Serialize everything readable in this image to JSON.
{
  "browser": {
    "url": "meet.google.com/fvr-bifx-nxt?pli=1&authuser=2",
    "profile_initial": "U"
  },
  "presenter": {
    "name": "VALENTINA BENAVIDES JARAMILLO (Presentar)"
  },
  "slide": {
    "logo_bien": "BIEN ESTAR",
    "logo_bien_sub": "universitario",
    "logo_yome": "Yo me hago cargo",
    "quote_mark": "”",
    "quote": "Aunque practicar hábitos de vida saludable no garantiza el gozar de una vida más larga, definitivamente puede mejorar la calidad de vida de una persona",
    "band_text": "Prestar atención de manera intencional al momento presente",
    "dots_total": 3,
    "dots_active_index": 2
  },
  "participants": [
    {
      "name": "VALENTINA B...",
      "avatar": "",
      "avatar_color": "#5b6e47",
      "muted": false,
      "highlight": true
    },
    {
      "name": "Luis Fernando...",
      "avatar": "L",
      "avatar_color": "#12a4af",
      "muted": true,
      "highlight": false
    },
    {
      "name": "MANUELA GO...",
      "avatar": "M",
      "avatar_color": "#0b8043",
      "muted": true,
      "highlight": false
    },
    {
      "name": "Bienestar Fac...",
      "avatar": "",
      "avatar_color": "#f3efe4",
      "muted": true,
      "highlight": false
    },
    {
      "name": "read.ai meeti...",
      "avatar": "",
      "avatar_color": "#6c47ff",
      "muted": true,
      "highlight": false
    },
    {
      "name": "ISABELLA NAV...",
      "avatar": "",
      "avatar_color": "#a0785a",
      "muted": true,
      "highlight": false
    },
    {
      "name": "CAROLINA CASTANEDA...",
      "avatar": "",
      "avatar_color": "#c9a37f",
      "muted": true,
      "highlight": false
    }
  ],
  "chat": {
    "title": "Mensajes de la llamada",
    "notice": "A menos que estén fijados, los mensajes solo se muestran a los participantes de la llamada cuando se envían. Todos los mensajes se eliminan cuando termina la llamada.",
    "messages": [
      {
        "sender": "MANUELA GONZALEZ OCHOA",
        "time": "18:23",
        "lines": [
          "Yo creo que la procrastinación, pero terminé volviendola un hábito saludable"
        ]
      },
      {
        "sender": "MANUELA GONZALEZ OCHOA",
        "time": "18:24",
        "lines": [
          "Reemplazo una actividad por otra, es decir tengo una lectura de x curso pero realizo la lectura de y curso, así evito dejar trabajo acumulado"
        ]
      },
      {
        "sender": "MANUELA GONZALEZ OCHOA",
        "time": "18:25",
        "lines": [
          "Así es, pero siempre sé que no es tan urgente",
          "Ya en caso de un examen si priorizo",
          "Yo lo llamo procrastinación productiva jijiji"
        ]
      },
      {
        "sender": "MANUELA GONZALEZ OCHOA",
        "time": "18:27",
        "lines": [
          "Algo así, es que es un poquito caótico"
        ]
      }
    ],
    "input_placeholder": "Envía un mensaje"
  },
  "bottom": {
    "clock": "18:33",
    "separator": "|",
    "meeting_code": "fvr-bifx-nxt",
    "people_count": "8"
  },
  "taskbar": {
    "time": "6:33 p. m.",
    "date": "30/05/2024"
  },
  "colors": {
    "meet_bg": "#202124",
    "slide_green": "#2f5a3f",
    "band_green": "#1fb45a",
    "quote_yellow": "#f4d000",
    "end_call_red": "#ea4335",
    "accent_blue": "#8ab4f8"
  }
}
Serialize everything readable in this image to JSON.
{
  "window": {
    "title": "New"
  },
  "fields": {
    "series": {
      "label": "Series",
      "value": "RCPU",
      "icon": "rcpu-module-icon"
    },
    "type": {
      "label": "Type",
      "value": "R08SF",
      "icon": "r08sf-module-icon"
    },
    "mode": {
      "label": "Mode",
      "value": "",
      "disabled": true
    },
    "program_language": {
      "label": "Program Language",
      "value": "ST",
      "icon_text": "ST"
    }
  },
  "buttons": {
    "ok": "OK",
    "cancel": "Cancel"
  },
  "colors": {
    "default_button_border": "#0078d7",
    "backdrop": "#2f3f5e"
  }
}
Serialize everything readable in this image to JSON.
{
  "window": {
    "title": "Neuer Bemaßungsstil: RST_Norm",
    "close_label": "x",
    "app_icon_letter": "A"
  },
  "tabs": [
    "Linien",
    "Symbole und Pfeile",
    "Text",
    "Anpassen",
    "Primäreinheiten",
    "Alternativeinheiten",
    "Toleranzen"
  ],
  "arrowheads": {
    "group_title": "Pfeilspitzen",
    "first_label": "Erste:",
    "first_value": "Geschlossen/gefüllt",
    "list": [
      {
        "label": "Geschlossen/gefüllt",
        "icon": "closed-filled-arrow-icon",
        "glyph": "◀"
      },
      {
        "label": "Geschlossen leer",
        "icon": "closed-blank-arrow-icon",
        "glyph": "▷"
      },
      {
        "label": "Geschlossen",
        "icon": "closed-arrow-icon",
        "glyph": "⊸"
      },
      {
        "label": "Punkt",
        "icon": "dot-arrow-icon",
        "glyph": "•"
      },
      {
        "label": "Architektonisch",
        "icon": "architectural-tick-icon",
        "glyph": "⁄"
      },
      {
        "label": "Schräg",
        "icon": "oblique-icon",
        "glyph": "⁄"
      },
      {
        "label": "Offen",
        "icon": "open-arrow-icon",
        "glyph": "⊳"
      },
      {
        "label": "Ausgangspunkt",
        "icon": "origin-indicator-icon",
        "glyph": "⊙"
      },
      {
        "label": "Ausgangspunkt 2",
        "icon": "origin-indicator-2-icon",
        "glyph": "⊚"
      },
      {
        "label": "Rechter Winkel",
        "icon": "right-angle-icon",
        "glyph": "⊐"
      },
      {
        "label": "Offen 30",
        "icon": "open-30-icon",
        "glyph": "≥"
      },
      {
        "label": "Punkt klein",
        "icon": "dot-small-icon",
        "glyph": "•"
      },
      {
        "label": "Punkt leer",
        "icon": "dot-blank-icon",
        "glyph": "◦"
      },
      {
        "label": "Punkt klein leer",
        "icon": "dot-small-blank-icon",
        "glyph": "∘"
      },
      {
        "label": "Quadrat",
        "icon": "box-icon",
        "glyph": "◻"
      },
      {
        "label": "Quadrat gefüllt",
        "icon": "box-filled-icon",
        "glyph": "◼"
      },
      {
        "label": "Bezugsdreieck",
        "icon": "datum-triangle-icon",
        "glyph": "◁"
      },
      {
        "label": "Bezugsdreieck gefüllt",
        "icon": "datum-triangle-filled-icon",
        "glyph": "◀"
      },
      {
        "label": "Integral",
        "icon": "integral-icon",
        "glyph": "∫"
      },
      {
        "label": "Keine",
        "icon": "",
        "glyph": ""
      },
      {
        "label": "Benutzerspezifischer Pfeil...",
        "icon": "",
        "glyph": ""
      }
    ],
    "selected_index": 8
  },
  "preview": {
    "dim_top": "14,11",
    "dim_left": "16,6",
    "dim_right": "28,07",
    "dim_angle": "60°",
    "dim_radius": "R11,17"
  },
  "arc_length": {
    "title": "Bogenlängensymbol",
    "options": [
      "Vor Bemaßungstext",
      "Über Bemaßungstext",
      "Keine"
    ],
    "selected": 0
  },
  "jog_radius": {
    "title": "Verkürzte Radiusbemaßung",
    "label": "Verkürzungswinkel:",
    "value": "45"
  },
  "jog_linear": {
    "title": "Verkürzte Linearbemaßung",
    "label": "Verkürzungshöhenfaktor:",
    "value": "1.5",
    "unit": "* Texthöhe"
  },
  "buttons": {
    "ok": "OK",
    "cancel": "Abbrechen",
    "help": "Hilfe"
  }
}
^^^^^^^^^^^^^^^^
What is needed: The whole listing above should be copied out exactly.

Response to the exercise:
Serialize everything readable in this image to JSON.
{
  "browser": {
    "url": "meet.google.com/fvr-bifx-nxt?pli=1&authuser=2",
    "profile_initial": "U"
  },
  "presenter": {
    "name": "VALENTINA BENAVIDES JARAMILLO (Presentar)"
  },
  "slide": {
    "logo_bien": "BIEN ESTAR",
    "logo_bien_sub": "universitario",
    "logo_yome": "Yo me hago cargo",
    "quote_mark": "”",
    "quote": "Aunque practicar hábitos de vida saludable no garantiza el gozar de una vida más larga, definitivamente puede mejorar la calidad de vida de una persona",
    "band_text": "Prestar atención de manera intencional al momento presente",
    "dots_total": 3,
    "dots_active_index": 2
  },
  "participants": [
    {
      "name": "VALENTINA B...",
      "avatar": "",
      "avatar_color": "#5b6e47",
      "muted": false,
      "highlight": true
    },
    {
      "name": "Luis Fernando...",
      "avatar": "L",
      "avatar_color": "#12a4af",
      "muted": true,
      "highlight": false
    },
    {
      "name": "MANUELA GO...",
      "avatar": "M",
      "avatar_color": "#0b8043",
      "muted": true,
      "highlight": false
    },
    {
      "name": "Bienestar Fac...",
      "avatar": "",
      "avatar_color": "#f3efe4",
      "muted": true,
      "highlight": false
    },
    {
      "name": "read.ai meeti...",
      "avatar": "",
      "avatar_color": "#6c47ff",
      "muted": true,
      "highlight": false
    },
    {
      "name": "ISABELLA NAV...",
      "avatar": "",
      "avatar_color": "#a0785a",
      "muted": true,
      "highlight": false
    },
    {
      "name": "CAROLINA CASTANEDA...",
      "avatar": "",
      "avatar_color": "#c9a37f",
      "muted": true,
      "highlight": false
    }
  ],
  "chat": {
    "title": "Mensajes de la llamada",
    "notice": "A menos que estén fijados, los mensajes solo se muestran a los participantes de la llamada cuando se envían. Todos los mensajes se eliminan cuando termina la llamada.",
    "messages": [
      {
        "sender": "MANUELA GONZALEZ OCHOA",
        "time": "18:23",
        "lines": [
          "Yo creo que la procrastinación, pero terminé volviendola un hábito saludable"
        ]
      },
      {
        "sender": "MANUELA GONZALEZ OCHOA",
        "time": "18:24",
        "lines": [
          "Reemplazo una actividad por otra, es decir tengo una lectura de x curso pero realizo la lectura de y curso, así evito dejar trabajo acumulado"
        ]
      },
      {
        "sender": "MANUELA GONZALEZ OCHOA",
        "time": "18:25",
        "lines": [
          "Así es, pero siempre sé que no es tan urgente",
          "Ya en caso de un examen si priorizo",
          "Yo lo llamo procrastinación productiva jijiji"
        ]
      },
      {
        "sender": "MANUELA GONZALEZ OCHOA",
        "time": "18:27",
        "lines": [
          "Algo así, es que es un poquito caótico"
        ]
      }
    ],
    "input_placeholder": "Envía un mensaje"
  },
  "bottom": {
    "clock": "18:33",
    "separator": "|",
    "meeting_code": "fvr-bifx-nxt",
    "people_count": "8"
  },
  "taskbar": {
    "time": "6:33 p. m.",
    "date": "30/05/2024"
  },
  "colors": {
    "meet_bg": "#202124",
    "slide_green": "#2f5a3f",
    "band_green": "#1fb45a",
    "quote_yellow": "#f4d000",
    "end_call_red": "#ea4335",
    "accent_blue": "#8ab4f8"
  }
}
Serialize everything readable in this image to JSON.
{
  "window": {
    "title": "New"
  },
  "fields": {
    "series": {
      "label": "Series",
      "value": "RCPU",
      "icon": "rcpu-module-icon"
    },
    "type": {
      "label": "Type",
      "value": "R08SF",
      "icon": "r08sf-module-icon"
    },
    "mode": {
      "label": "Mode",
      "value": "",
      "disabled": true
    },
    "program_language": {
      "label": "Program Language",
      "value": "ST",
      "icon_text": "ST"
    }
  },
  "buttons": {
    "ok": "OK",
    "cancel": "Cancel"
  },
  "colors": {
    "default_button_border": "#0078d7",
    "backdrop": "#2f3f5e"
  }
}
Serialize everything readable in this image to JSON.
{
  "window": {
    "title": "Neuer Bemaßungsstil: RST_Norm",
    "close_label": "x",
    "app_icon_letter": "A"
  },
  "tabs": [
    "Linien",
    "Symbole und Pfeile",
    "Text",
    "Anpassen",
    "Primäreinheiten",
    "Alternativeinheiten",
    "Toleranzen"
  ],
  "arrowheads": {
    "group_title": "Pfeilspitzen",
    "first_label": "Erste:",
    "first_value": "Geschlossen/gefüllt",
    "list": [
      {
        "label": "Geschlossen/gefüllt",
        "icon": "closed-filled-arrow-icon",
        "glyph": "◀"
      },
      {
        "label": "Geschlossen leer",
        "icon": "closed-blank-arrow-icon",
        "glyph": "▷"
      },
      {
        "label": "Geschlossen",
        "icon": "closed-arrow-icon",
        "glyph": "⊸"
      },
      {
        "label": "Punkt",
        "icon": "dot-arrow-icon",
        "glyph": "•"
      },
      {
        "label": "Architektonisch",
        "icon": "architectural-tick-icon",
        "glyph": "⁄"
      },
      {
        "label": "Schräg",
        "icon": "oblique-icon",
        "glyph": "⁄"
      },
      {
        "label": "Offen",
        "icon": "open-arrow-icon",
        "glyph": "⊳"
      },
      {
        "label": "Ausgangspunkt",
        "icon": "origin-indicator-icon",
        "glyph": "⊙"
      },
      {
        "label": "Ausgangspunkt 2",
        "icon": "origin-indicator-2-icon",
        "glyph": "⊚"
      },
      {
        "label": "Rechter Winkel",
        "icon": "right-angle-icon",
        "glyph": "⊐"
      },
      {
        "label": "Offen 30",
        "icon": "open-30-icon",
        "glyph": "≥"
      },
      {
        "label": "Punkt klein",
        "icon": "dot-small-icon",
        "glyph": "•"
      },
      {
        "label": "Punkt leer",
        "icon": "dot-blank-icon",
        "glyph": "◦"
      },
      {
        "label": "Punkt klein leer",
        "icon": "dot-small-blank-icon",
        "glyph": "∘"
      },
      {
        "label": "Quadrat",
        "icon": "box-icon",
        "glyph": "◻"
      },
      {
        "label": "Quadrat gefüllt",
        "icon": "box-filled-icon",
        "glyph": "◼"
      },
      {
        "label": "Bezugsdreieck",
        "icon": "datum-triangle-icon",
        "glyph": "◁"
      },
      {
        "label": "Bezugsdreieck gefüllt",
        "icon": "datum-triangle-filled-icon",
        "glyph": "◀"
      },
      {
        "label": "Integral",
        "icon": "integral-icon",
        "glyph": "∫"
      },
      {
        "label": "Keine",
        "icon": "",
        "glyph": ""
      },
      {
        "label": "Benutzerspezifischer Pfeil...",
        "icon": "",
        "glyph": ""
      }
    ],
    "selected_index": 8
  },
  "preview": {
    "dim_top": "14,11",
    "dim_left": "16,6",
    "dim_right": "28,07",
    "dim_angle": "60°",
    "dim_radius": "R11,17"
  },
  "arc_length": {
    "title": "Bogenlängensymbol",
    "options": [
      "Vor Bemaßungstext",
      "Über Bemaßungstext",
      "Keine"
    ],
    "selected": 0
  },
  "jog_radius": {
    "title": "Verkürzte Radiusbemaßung",
    "label": "Verkürzungswinkel:",
    "value": "45"
  },
  "jog_linear": {
    "title": "Verkürzte Linearbemaßung",
    "label": "Verkürzungshöhenfaktor:",
    "value": "1.5",
    "unit": "* Texthöhe"
  },
  "buttons": {
    "ok": "OK",
    "cancel": "Abbrechen",
    "help": "Hilfe"
  }
}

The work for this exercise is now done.